#### WHAT YOU ARE ASKED TO DO:
Restate the records below exactly. Pictures are not part of the copy.

[Web page and app entries]
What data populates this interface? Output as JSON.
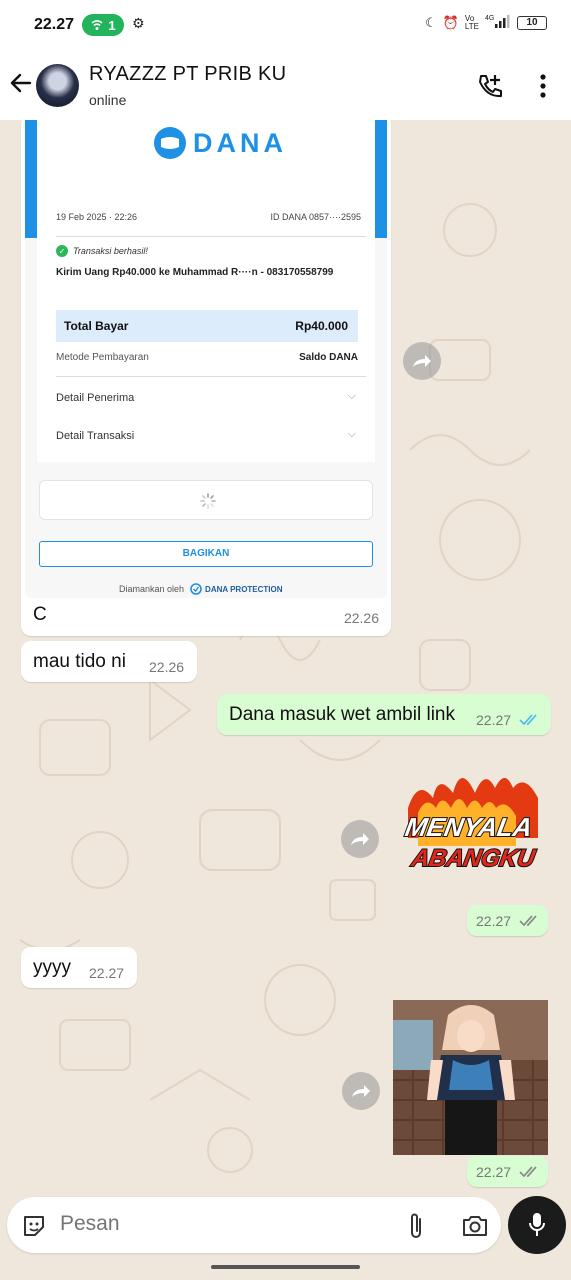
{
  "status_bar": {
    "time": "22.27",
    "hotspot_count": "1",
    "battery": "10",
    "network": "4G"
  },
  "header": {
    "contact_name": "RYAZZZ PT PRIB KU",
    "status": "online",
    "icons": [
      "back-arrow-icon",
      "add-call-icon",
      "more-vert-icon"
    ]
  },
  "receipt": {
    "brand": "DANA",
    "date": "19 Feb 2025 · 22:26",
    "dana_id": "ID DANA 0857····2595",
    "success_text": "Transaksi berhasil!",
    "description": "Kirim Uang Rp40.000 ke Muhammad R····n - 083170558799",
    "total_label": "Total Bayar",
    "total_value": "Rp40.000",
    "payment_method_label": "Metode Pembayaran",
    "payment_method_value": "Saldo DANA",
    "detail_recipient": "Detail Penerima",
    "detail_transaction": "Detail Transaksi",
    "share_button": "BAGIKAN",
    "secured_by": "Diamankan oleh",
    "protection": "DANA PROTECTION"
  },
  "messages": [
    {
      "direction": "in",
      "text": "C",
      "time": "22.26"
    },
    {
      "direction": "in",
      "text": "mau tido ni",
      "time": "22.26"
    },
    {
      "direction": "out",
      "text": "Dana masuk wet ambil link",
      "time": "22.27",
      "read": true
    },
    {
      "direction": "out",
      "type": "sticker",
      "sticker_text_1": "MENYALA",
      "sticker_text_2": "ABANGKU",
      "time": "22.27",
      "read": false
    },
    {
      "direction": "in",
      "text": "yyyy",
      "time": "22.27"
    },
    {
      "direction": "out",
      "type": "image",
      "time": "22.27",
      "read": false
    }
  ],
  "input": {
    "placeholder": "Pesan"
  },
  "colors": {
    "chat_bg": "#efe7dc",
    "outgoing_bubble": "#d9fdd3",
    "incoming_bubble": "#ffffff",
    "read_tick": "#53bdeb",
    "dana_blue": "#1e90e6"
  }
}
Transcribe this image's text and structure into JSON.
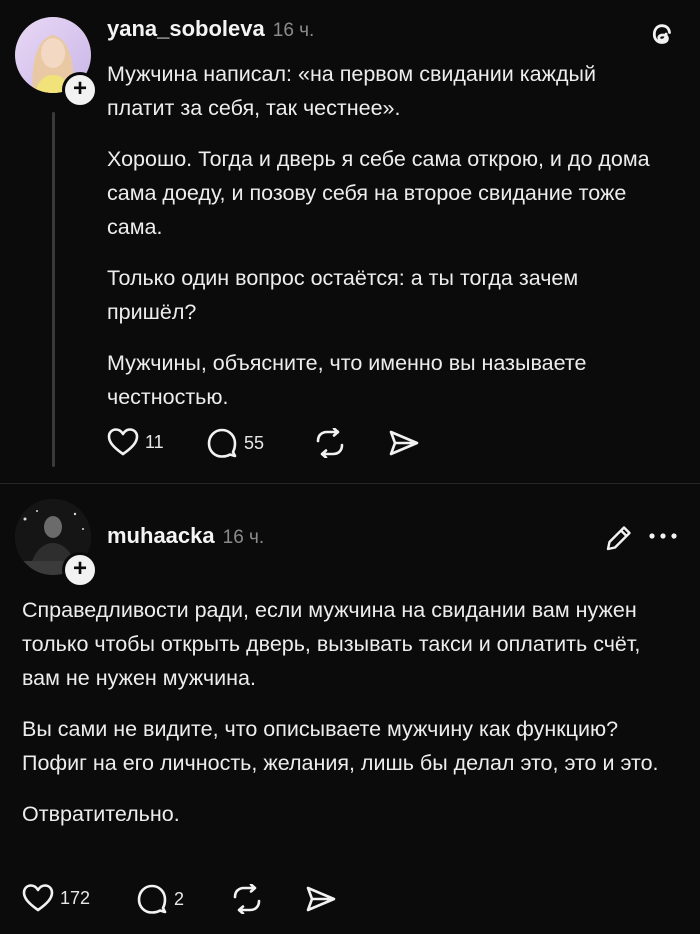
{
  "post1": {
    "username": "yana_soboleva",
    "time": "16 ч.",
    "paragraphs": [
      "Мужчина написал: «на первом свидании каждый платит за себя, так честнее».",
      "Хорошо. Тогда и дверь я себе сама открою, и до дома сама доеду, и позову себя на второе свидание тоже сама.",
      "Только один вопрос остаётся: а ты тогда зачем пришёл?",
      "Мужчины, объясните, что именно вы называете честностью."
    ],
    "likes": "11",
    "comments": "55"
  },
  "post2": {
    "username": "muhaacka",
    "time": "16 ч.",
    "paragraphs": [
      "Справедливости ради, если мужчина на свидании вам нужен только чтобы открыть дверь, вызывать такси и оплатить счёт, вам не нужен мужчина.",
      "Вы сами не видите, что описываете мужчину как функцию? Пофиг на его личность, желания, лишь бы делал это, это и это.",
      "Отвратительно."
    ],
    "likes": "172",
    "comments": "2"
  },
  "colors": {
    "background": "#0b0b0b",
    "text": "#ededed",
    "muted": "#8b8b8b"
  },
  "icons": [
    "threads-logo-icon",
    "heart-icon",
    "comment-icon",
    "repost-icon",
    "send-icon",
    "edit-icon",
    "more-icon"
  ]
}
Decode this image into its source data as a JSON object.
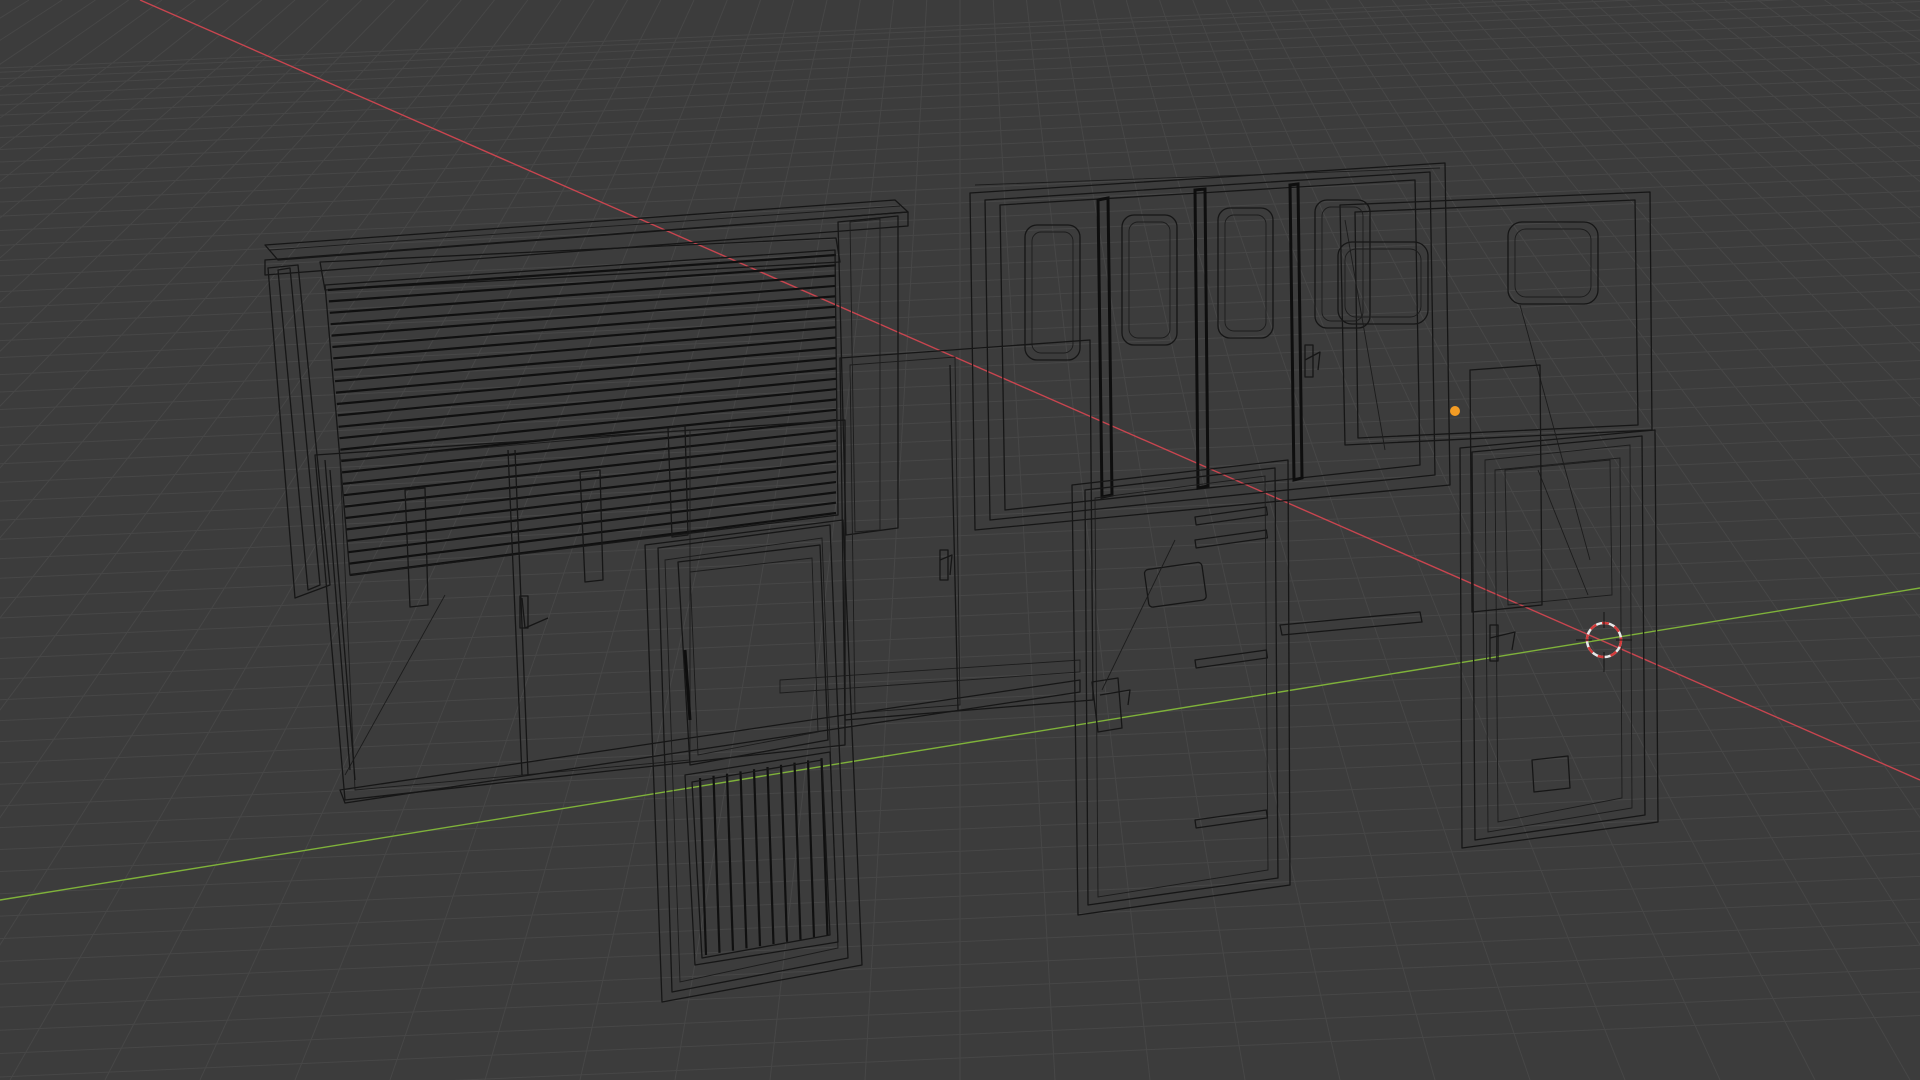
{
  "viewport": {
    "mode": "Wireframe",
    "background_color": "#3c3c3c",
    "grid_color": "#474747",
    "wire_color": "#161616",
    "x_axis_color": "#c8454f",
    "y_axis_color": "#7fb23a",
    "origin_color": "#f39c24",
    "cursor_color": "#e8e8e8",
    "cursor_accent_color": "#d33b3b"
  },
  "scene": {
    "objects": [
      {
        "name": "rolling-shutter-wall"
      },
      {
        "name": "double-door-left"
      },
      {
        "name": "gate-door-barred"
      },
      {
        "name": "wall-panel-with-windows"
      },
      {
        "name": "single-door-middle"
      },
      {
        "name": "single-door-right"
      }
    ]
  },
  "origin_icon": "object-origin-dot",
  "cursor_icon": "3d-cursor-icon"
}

#### REPLY:
What data populates this interface? Output as JSON.
{
  "status_bar": {
    "time": "22.27",
    "hotspot_count": "1",
    "battery": "10",
    "network": "4G"
  },
  "header": {
    "contact_name": "RYAZZZ PT PRIB KU",
    "status": "online",
    "icons": [
      "back-arrow-icon",
      "add-call-icon",
      "more-vert-icon"
    ]
  },
  "receipt": {
    "brand": "DANA",
    "date": "19 Feb 2025 · 22:26",
    "dana_id": "ID DANA 0857····2595",
    "success_text": "Transaksi berhasil!",
    "description": "Kirim Uang Rp40.000 ke Muhammad R····n - 083170558799",
    "total_label": "Total Bayar",
    "total_value": "Rp40.000",
    "payment_method_label": "Metode Pembayaran",
    "payment_method_value": "Saldo DANA",
    "detail_recipient": "Detail Penerima",
    "detail_transaction": "Detail Transaksi",
    "share_button": "BAGIKAN",
    "secured_by": "Diamankan oleh",
    "protection": "DANA PROTECTION"
  },
  "messages": [
    {
      "direction": "in",
      "text": "C",
      "time": "22.26"
    },
    {
      "direction": "in",
      "text": "mau tido ni",
      "time": "22.26"
    },
    {
      "direction": "out",
      "text": "Dana masuk wet ambil link",
      "time": "22.27",
      "read": true
    },
    {
      "direction": "out",
      "type": "sticker",
      "sticker_text_1": "MENYALA",
      "sticker_text_2": "ABANGKU",
      "time": "22.27",
      "read": false
    },
    {
      "direction": "in",
      "text": "yyyy",
      "time": "22.27"
    },
    {
      "direction": "out",
      "type": "image",
      "time": "22.27",
      "read": false
    }
  ],
  "input": {
    "placeholder": "Pesan"
  },
  "colors": {
    "chat_bg": "#efe7dc",
    "outgoing_bubble": "#d9fdd3",
    "incoming_bubble": "#ffffff",
    "read_tick": "#53bdeb",
    "dana_blue": "#1e90e6"
  }
}
Transcribe this image's text and structure into JSON.
{
  "post1": {
    "username": "yana_soboleva",
    "time": "16 ч.",
    "paragraphs": [
      "Мужчина написал: «на первом свидании каждый платит за себя, так честнее».",
      "Хорошо. Тогда и дверь я себе сама открою, и до дома сама доеду, и позову себя на второе свидание тоже сама.",
      "Только один вопрос остаётся: а ты тогда зачем пришёл?",
      "Мужчины, объясните, что именно вы называете честностью."
    ],
    "likes": "11",
    "comments": "55"
  },
  "post2": {
    "username": "muhaacka",
    "time": "16 ч.",
    "paragraphs": [
      "Справедливости ради, если мужчина на свидании вам нужен только чтобы открыть дверь, вызывать такси и оплатить счёт, вам не нужен мужчина.",
      "Вы сами не видите, что описываете мужчину как функцию? Пофиг на его личность, желания, лишь бы делал это, это и это.",
      "Отвратительно."
    ],
    "likes": "172",
    "comments": "2"
  },
  "colors": {
    "background": "#0b0b0b",
    "text": "#ededed",
    "muted": "#8b8b8b"
  },
  "icons": [
    "threads-logo-icon",
    "heart-icon",
    "comment-icon",
    "repost-icon",
    "send-icon",
    "edit-icon",
    "more-icon"
  ]
}
Decode this image into its source data as a JSON object.
{
  "viewport": {
    "mode": "Wireframe",
    "background_color": "#3c3c3c",
    "grid_color": "#474747",
    "wire_color": "#161616",
    "x_axis_color": "#c8454f",
    "y_axis_color": "#7fb23a",
    "origin_color": "#f39c24",
    "cursor_color": "#e8e8e8",
    "cursor_accent_color": "#d33b3b"
  },
  "scene": {
    "objects": [
      {
        "name": "rolling-shutter-wall"
      },
      {
        "name": "double-door-left"
      },
      {
        "name": "gate-door-barred"
      },
      {
        "name": "wall-panel-with-windows"
      },
      {
        "name": "single-door-middle"
      },
      {
        "name": "single-door-right"
      }
    ]
  },
  "origin_icon": "object-origin-dot",
  "cursor_icon": "3d-cursor-icon"
}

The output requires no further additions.